ABOUT THIS TASK =
Below are entries; work out how many of their lines include the string "submissions", and reply with the number only.

(Collected data)
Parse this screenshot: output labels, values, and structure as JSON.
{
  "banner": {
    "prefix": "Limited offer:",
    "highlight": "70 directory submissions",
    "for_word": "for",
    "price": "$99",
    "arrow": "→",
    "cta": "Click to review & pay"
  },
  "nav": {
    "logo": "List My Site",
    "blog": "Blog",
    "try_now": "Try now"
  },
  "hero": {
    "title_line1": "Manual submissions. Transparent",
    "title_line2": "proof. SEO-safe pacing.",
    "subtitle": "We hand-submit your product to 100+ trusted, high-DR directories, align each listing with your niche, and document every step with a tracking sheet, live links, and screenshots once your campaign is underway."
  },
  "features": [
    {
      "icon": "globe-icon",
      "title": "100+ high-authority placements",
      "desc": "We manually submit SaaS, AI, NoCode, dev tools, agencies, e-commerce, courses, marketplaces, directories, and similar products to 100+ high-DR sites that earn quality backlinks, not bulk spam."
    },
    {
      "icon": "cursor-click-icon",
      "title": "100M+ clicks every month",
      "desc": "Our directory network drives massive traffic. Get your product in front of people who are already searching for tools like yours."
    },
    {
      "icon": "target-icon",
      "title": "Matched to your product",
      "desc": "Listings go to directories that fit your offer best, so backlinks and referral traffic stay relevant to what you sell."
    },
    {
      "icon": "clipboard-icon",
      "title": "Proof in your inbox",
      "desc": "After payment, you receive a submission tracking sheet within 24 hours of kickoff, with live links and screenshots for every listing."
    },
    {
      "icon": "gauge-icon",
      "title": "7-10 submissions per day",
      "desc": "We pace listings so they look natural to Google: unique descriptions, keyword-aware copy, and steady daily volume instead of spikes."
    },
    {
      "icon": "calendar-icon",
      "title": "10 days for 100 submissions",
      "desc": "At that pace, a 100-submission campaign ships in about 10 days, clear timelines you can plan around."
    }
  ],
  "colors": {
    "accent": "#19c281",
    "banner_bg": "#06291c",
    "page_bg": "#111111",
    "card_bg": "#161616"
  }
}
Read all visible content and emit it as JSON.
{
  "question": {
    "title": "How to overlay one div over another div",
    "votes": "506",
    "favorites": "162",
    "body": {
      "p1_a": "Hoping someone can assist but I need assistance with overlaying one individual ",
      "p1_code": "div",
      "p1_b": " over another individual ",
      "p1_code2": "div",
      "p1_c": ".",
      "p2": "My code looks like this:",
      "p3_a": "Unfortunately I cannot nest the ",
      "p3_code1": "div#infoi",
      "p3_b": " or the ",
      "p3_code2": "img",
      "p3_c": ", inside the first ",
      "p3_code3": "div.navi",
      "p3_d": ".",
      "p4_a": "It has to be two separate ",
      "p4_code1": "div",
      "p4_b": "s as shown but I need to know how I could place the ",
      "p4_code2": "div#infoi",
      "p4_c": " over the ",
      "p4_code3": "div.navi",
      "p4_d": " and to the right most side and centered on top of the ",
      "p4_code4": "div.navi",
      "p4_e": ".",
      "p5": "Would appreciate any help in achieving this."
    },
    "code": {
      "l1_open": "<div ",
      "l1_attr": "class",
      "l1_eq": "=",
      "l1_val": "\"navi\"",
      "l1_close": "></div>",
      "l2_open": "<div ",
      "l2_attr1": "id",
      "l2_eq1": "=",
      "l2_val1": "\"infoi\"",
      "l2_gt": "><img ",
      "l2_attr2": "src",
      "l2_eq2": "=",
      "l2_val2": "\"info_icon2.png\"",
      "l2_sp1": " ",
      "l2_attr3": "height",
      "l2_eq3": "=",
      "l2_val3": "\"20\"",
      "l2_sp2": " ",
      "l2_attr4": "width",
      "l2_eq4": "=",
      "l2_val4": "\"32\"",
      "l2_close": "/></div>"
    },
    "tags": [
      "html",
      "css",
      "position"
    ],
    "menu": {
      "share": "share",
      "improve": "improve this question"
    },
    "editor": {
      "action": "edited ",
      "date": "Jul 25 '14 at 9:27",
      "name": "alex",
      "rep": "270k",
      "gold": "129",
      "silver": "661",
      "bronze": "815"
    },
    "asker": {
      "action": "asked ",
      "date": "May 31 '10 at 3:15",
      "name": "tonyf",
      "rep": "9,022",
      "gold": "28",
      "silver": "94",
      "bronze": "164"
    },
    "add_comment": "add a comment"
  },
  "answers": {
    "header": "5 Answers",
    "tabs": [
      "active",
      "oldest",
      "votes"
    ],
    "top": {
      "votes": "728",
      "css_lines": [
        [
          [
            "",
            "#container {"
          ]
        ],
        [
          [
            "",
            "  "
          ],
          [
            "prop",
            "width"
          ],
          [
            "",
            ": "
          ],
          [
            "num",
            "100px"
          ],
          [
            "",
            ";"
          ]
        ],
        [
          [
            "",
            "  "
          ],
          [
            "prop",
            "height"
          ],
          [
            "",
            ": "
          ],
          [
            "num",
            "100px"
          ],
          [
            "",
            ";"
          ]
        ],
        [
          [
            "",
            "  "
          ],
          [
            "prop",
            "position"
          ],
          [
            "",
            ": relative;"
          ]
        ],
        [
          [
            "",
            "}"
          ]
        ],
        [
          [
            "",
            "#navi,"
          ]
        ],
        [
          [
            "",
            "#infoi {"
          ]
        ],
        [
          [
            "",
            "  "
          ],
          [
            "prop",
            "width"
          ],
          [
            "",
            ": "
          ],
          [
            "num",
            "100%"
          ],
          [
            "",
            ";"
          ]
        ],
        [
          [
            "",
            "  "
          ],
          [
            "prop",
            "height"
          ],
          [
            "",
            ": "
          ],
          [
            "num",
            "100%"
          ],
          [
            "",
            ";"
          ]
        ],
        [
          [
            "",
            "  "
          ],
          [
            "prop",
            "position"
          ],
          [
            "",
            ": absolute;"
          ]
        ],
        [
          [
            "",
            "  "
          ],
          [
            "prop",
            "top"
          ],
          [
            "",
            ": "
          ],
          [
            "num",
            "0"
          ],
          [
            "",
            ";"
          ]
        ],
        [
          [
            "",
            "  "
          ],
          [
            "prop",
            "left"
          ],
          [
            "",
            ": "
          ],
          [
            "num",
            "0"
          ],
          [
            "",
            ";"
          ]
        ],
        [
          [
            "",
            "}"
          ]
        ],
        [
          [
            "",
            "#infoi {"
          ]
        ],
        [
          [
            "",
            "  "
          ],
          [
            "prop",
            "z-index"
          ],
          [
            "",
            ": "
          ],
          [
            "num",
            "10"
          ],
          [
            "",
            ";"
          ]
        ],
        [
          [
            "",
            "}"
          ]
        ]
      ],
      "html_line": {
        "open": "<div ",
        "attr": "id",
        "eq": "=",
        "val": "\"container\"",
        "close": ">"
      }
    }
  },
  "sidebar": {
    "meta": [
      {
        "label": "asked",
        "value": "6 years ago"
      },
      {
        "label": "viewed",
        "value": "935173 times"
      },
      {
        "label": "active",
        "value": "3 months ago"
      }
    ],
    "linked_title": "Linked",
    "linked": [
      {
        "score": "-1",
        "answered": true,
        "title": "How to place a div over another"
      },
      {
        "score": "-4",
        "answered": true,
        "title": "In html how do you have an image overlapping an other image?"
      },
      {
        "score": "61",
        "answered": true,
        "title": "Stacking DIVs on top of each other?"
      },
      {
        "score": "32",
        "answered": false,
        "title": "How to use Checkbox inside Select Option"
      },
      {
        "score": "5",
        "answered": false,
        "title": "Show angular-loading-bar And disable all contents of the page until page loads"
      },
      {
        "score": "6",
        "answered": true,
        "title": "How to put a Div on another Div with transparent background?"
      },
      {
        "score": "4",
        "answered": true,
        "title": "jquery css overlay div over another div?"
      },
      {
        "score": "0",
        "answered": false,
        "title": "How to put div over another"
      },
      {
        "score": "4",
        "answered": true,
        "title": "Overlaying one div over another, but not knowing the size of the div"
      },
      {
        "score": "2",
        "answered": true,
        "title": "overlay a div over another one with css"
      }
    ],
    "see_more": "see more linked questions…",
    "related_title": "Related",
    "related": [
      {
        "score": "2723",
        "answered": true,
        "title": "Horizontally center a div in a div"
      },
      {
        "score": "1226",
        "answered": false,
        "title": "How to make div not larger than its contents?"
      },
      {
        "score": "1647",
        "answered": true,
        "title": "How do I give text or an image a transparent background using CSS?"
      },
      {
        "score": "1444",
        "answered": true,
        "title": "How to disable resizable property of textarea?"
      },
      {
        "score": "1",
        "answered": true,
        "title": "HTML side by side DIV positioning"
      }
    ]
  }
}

EXPECTED ANSWER =
4